Cuomo offered further advice for Cohen about how he should respond to questions about a shell corporation he used to pay the women, urging Cohen to say, “I’m not being shady. I was being legal and I did it my way. You’re wrong about the LLC … I’ve used it for other things. I have tons of LLCs. I did not form it just to do this. And even if I had, my whole point would have been to keep it quiet. But that happens to just not be true.”
The anchor even suggested Cohen attack the media, telling him to say, “Unlike the media, who is reporting on this, I don’t like to say things just cause they are convenient when they are untrue.”
Eventually, the two of them engage in a hypothetical interview exchange before the “Cuomo Prime Time” anchor suggests that would be willing to help Cohen if he landed in “trouble.”
“How do you get in trouble? You don’t get in trouble legally. I’ll ask … I’m going to make some phone calls on that and make sure that you can’t get f—ed,” Cuomo assured Cohen.

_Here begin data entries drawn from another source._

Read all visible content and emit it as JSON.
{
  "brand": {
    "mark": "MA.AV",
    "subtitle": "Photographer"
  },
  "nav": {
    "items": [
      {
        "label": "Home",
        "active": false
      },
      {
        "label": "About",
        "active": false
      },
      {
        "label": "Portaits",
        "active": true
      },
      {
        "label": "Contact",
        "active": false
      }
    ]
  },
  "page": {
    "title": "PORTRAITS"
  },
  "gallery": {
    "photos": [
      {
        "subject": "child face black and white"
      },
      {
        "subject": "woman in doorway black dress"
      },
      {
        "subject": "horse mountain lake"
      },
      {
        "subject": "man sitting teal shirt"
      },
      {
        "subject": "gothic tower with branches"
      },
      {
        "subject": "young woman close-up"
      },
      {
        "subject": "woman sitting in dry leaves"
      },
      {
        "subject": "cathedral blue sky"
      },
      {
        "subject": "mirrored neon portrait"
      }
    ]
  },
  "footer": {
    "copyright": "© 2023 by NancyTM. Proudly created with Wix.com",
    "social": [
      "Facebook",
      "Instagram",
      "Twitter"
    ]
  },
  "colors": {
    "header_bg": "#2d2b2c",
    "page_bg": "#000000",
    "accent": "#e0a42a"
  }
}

You know what they say… birds of a feather flock together.
Recently, we carried the story of a conversation between Cuomo and Cohen involving sexual harassment. I said then, and I stand by it now, but when Tucker Carlson broke that story, he gave us a small tease of what is yet to come.
“Do you know how many f—– phone calls I’ve gotten from people at ABC who say that reporters are calling and lying about things they heard about me to try to get stories about me when I was at ABC?” Cuomo asks Cohen. “Guys calling and saying, ‘I heard he’s the Charlie Rose of ABC, used to invite women to the hotel and open up his bathrobe.’ Do I look like the kind of f—– guy who’s gotta do that?”
“Sure. Why not?” Cohen said while laughing.
Ironically, Cohen is angered by the release of this conversation. After he allegedly taped conversations with all sorts of people. Cohen took his grievance to Twitter:
“I did not give this recording or authorization for its use to @foxnews or anyone,” he said. “@POTUS and cronies violated my First amendment rights and now this; all to discredit me and my book. What’s next?”
I’m not saying Trump released that tidbit. But honestly, wasn’t Cohen aware that Trump likes to have haters for lunch? Looks like a cup of Cohen soup was on the menu today.